(Materials provided)

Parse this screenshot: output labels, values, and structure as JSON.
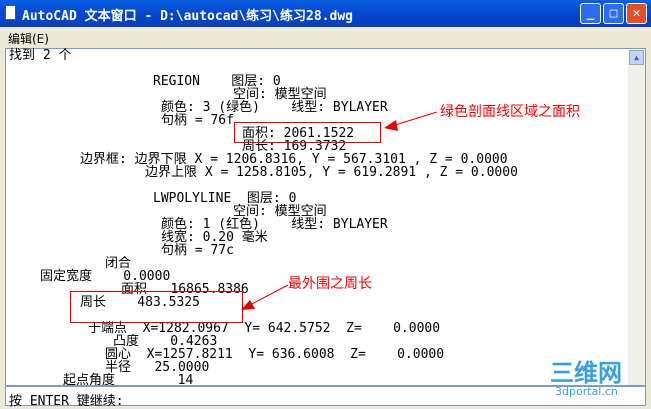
{
  "window": {
    "title": "AutoCAD 文本窗口 - D:\\autocad\\练习\\练习28.dwg",
    "minimize": "_",
    "maximize": "□",
    "close": "✕"
  },
  "menu": {
    "edit": "编辑(E)"
  },
  "lines": [
    "找到 2 个",
    "REGION    图层: 0",
    "空间: 模型空间",
    "颜色: 3 (绿色)    线型: BYLAYER",
    "句柄 = 76f",
    "面积: 2061.1522",
    "周长: 169.3732",
    "边界框: 边界下限 X = 1206.8316, Y = 567.3101 , Z = 0.0000",
    "边界上限 X = 1258.8105, Y = 619.2891 , Z = 0.0000",
    "LWPOLYLINE  图层: 0",
    "空间: 模型空间",
    "颜色: 1 (红色)    线型: BYLAYER",
    "线宽: 0.20 毫米",
    "句柄 = 77c",
    "闭合",
    "固定宽度    0.0000",
    "面积   16865.8386",
    "周长    483.5325",
    "于端点  X=1282.0967  Y= 642.5752  Z=    0.0000",
    "凸度    0.4263",
    "圆心  X=1257.8211  Y= 636.6008  Z=    0.0000",
    "半径   25.0000",
    "起点角度        14"
  ],
  "prompt": "按 ENTER 键继续:",
  "annotations": {
    "area_note": "绿色剖面线区域之面积",
    "perimeter_note": "最外围之周长"
  },
  "watermark": {
    "logo": "三维网",
    "url": "3dportal.cn"
  }
}
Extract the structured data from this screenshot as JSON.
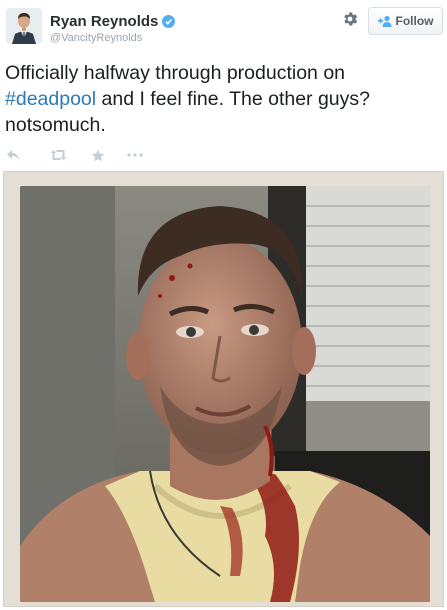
{
  "user": {
    "name": "Ryan Reynolds",
    "handle": "@VancityReynolds",
    "verified": true
  },
  "header": {
    "settings_icon": "gear-icon",
    "follow_label": "Follow"
  },
  "tweet": {
    "text_before": "Officially halfway through production on",
    "hashtag": "#deadpool",
    "text_after": " and I feel fine. The other guys? notsomuch."
  },
  "actions": {
    "icons": [
      "reply-icon",
      "retweet-icon",
      "favorite-icon",
      "more-icon"
    ]
  },
  "colors": {
    "link": "#2b7bb9",
    "verified": "#55acee",
    "action_icon": "#c5ced4"
  }
}
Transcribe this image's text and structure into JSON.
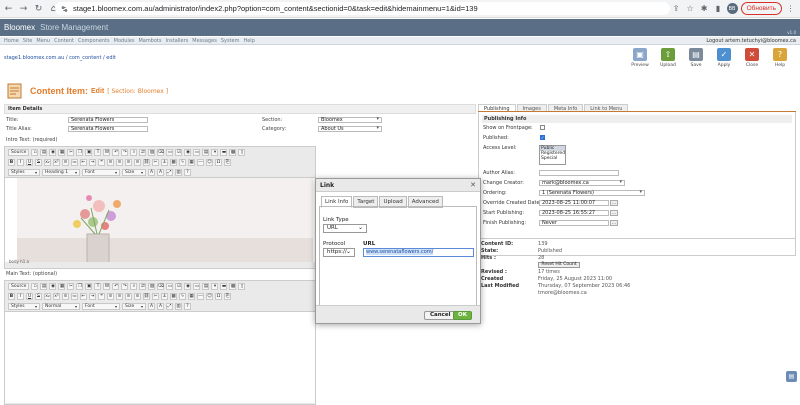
{
  "browser": {
    "url": "stage1.bloomex.com.au/administrator/index2.php?option=com_content&sectionid=0&task=edit&hidemainmenu=1&id=139",
    "update_label": "Обновить",
    "avatar_initials": "ВВ"
  },
  "admin": {
    "brand": "Bloomex",
    "brand_sub": "Store Management",
    "version": "v1.0",
    "menu": [
      "Home",
      "Site",
      "Menu",
      "Content",
      "Components",
      "Modules",
      "Mambots",
      "Installers",
      "Messages",
      "System",
      "Help"
    ],
    "logout": "Logout artem.tetuchyi@bloomex.ca",
    "breadcrumb": "stage1.bloomex.com.au / com_content / edit",
    "toolbar": [
      {
        "label": "Preview",
        "icon": "preview-icon",
        "color": "#8aa6c8"
      },
      {
        "label": "Upload",
        "icon": "upload-icon",
        "color": "#6b9d3a"
      },
      {
        "label": "Save",
        "icon": "save-icon",
        "color": "#7a8a9a"
      },
      {
        "label": "Apply",
        "icon": "apply-icon",
        "color": "#4e8fcf"
      },
      {
        "label": "Close",
        "icon": "close-icon",
        "color": "#d04b3a"
      },
      {
        "label": "Help",
        "icon": "help-icon",
        "color": "#d9a53a"
      }
    ],
    "page_title": "Content Item:",
    "page_mode": "Edit",
    "page_section": "[ Section: Bloomex ]"
  },
  "item": {
    "section_head": "Item Details",
    "title_label": "Title:",
    "title_value": "Serenata Flowers",
    "alias_label": "Title Alias:",
    "alias_value": "Serenata Flowers",
    "section_label": "Section:",
    "section_value": "Bloomex",
    "category_label": "Category:",
    "category_value": "About Us",
    "intro_label": "Intro Text: (required)",
    "main_label": "Main Text: (optional)",
    "path_label": "body  h1  a"
  },
  "editor": {
    "source": "Source",
    "styles": "Styles",
    "format_intro": "Heading 1",
    "format_main": "Normal",
    "font": "Font",
    "size": "Size"
  },
  "right": {
    "tabs": [
      "Publishing",
      "Images",
      "Meta Info",
      "Link to Menu"
    ],
    "pane_title": "Publishing Info",
    "frontpage_label": "Show on Frontpage:",
    "published_label": "Published:",
    "access_label": "Access Level:",
    "access_options": [
      "Public",
      "Registered",
      "Special"
    ],
    "author_alias_label": "Author Alias:",
    "creator_label": "Change Creator:",
    "creator_value": "mark@bloomex.ca",
    "ordering_label": "Ordering:",
    "ordering_value": "1 (Serenata Flowers)",
    "created_label": "Override Created Date:",
    "created_value": "2023-08-25 11:00:07",
    "start_label": "Start Publishing:",
    "start_value": "2023-08-25 16:55:27",
    "finish_label": "Finish Publishing:",
    "finish_value": "Never"
  },
  "info": {
    "content_id_label": "Content ID:",
    "content_id": "139",
    "state_label": "State:",
    "state": "Published",
    "hits_label": "Hits :",
    "hits": "28",
    "reset_label": "Reset Hit Count",
    "revised_label": "Revised :",
    "revised": "17 times",
    "created_label": "Created",
    "created": "Friday, 25 August 2023 11:00",
    "modified_label": "Last Modified",
    "modified": "Thursday, 07 September 2023 06:46",
    "modified_by": "tmore@bloomex.ca"
  },
  "dialog": {
    "title": "Link",
    "tabs": [
      "Link Info",
      "Target",
      "Upload",
      "Advanced"
    ],
    "link_type_label": "Link Type",
    "link_type_value": "URL",
    "protocol_label": "Protocol",
    "protocol_value": "https://",
    "url_label": "URL",
    "url_value": "www.serenataflowers.com/",
    "cancel": "Cancel",
    "ok": "OK"
  }
}
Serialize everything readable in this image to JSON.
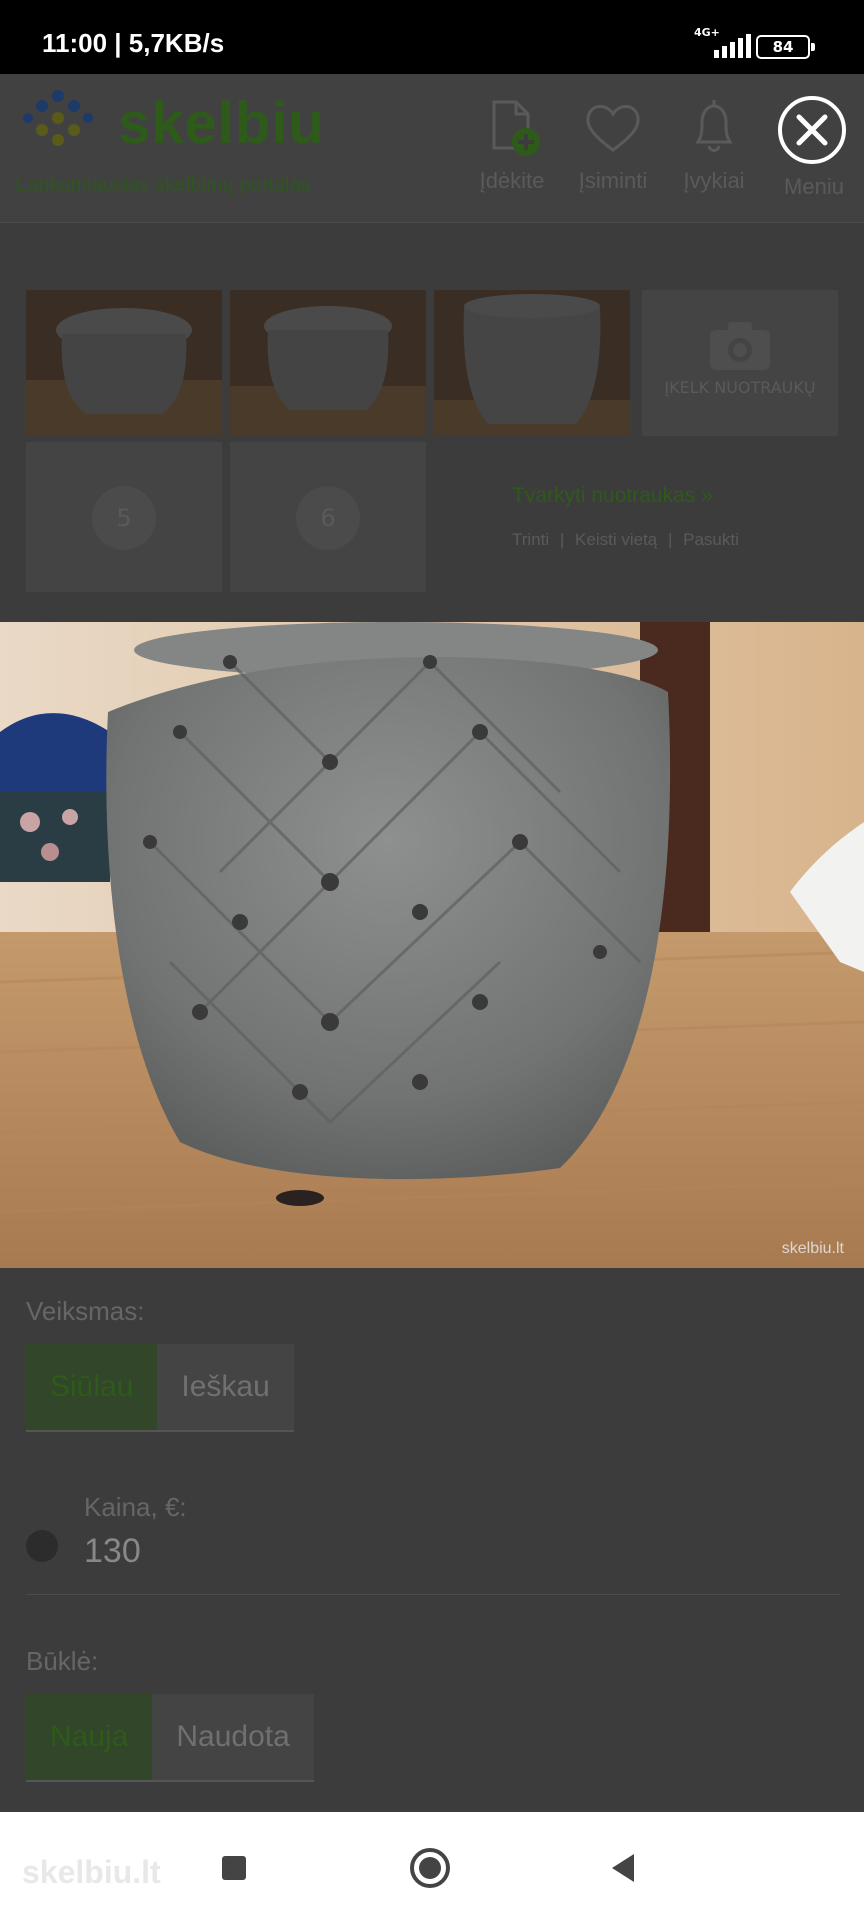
{
  "status": {
    "time_speed": "11:00 | 5,7KB/s",
    "network_type": "4G+",
    "battery": "84"
  },
  "header": {
    "logo": "skelbiu",
    "tagline": "Lankomiausias skelbimų portalas",
    "nav": [
      {
        "label": "Įdėkite",
        "icon": "add-document-icon"
      },
      {
        "label": "Įsiminti",
        "icon": "heart-icon"
      },
      {
        "label": "Įvykiai",
        "icon": "bell-icon"
      },
      {
        "label": "Meniu",
        "icon": "close-icon"
      }
    ]
  },
  "photos": {
    "upload_label": "ĮKELK NUOTRAUKŲ",
    "slot_numbers": [
      "5",
      "6"
    ],
    "manage_link": "Tvarkyti nuotraukas »",
    "actions": [
      "Trinti",
      "|",
      "Keisti vietą",
      "|",
      "Pasukti"
    ]
  },
  "main_photo": {
    "watermark": "skelbiu.lt"
  },
  "form": {
    "action_label": "Veiksmas:",
    "action_options": [
      "Siūlau",
      "Ieškau"
    ],
    "action_selected": "Siūlau",
    "price_label": "Kaina, €:",
    "price_value": "130",
    "condition_label": "Būklė:",
    "condition_options": [
      "Nauja",
      "Naudota"
    ],
    "condition_selected": "Nauja"
  },
  "navbar": {
    "watermark": "skelbiu.lt"
  },
  "colors": {
    "brand_green": "#2e5a1a",
    "overlay_bg": "#3c3c3c"
  }
}
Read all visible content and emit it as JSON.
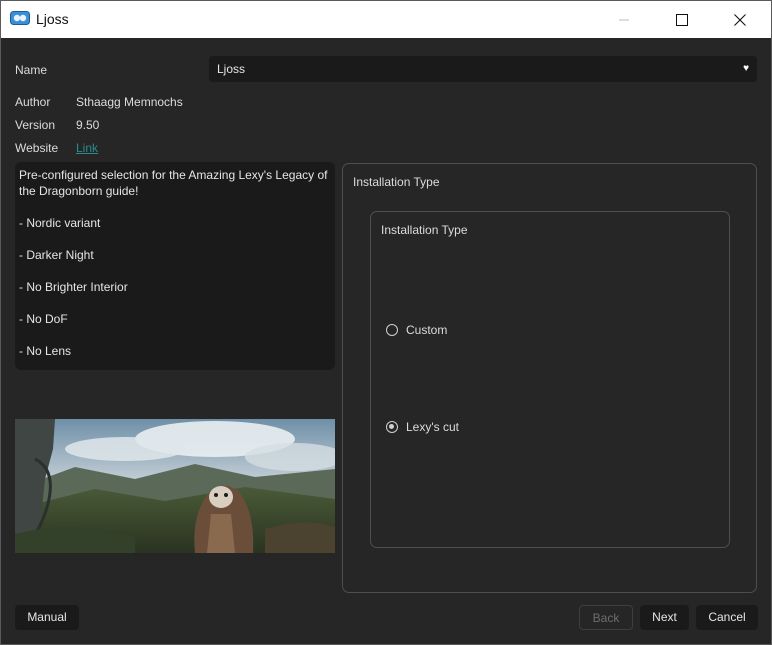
{
  "window": {
    "title": "Ljoss"
  },
  "header": {
    "name_label": "Name",
    "name_value": "Ljoss",
    "author_label": "Author",
    "author_value": "Sthaagg Memnochs",
    "version_label": "Version",
    "version_value": "9.50",
    "website_label": "Website",
    "website_link": "Link"
  },
  "description": {
    "lines": [
      "Pre-configured selection for the Amazing Lexy's Legacy of the Dragonborn guide!",
      "- Nordic variant",
      "- Darker Night",
      "- No Brighter Interior",
      "- No DoF",
      "- No Lens"
    ]
  },
  "installation": {
    "group_title": "Installation Type",
    "inner_title": "Installation Type",
    "options": [
      {
        "label": "Custom",
        "checked": false
      },
      {
        "label": "Lexy's cut",
        "checked": true
      }
    ]
  },
  "buttons": {
    "manual": "Manual",
    "back": "Back",
    "next": "Next",
    "cancel": "Cancel"
  },
  "colors": {
    "background": "#262626",
    "field": "#1a1a1a",
    "link": "#2a8c8c",
    "app_icon": "#3a8fd8"
  },
  "icons": {
    "app": "installer-logo-icon",
    "minimize": "minimize-icon",
    "maximize": "maximize-icon",
    "close": "close-icon",
    "dropdown": "heart-dropdown-icon"
  }
}
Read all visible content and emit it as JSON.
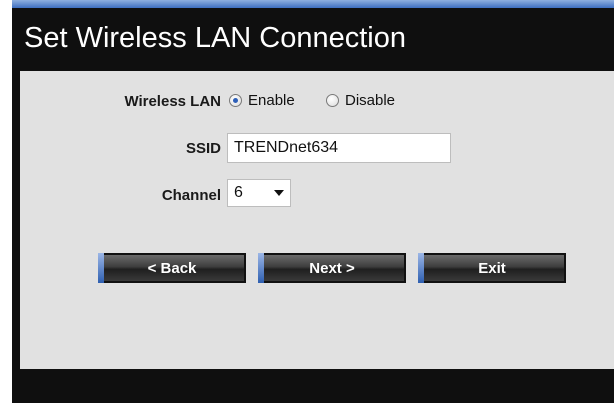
{
  "window": {
    "title": "Set Wireless LAN Connection"
  },
  "form": {
    "wireless_lan": {
      "label": "Wireless LAN",
      "options": [
        {
          "label": "Enable",
          "selected": true
        },
        {
          "label": "Disable",
          "selected": false
        }
      ]
    },
    "ssid": {
      "label": "SSID",
      "value": "TRENDnet634"
    },
    "channel": {
      "label": "Channel",
      "value": "6"
    }
  },
  "buttons": {
    "back": "< Back",
    "next": "Next >",
    "exit": "Exit"
  },
  "colors": {
    "background": "#0f0f0f",
    "panel": "#e1e1e1",
    "accent": "#3e6fc0"
  },
  "icons": {
    "radio_selected": "radio-selected-icon",
    "radio_unselected": "radio-unselected-icon",
    "dropdown": "chevron-down-icon"
  }
}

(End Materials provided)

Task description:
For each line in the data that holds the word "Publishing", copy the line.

Response below:
      "Publishing",
    "pane_title": "Publishing Info",
    "start_label": "Start Publishing:",
    "finish_label": "Finish Publishing:",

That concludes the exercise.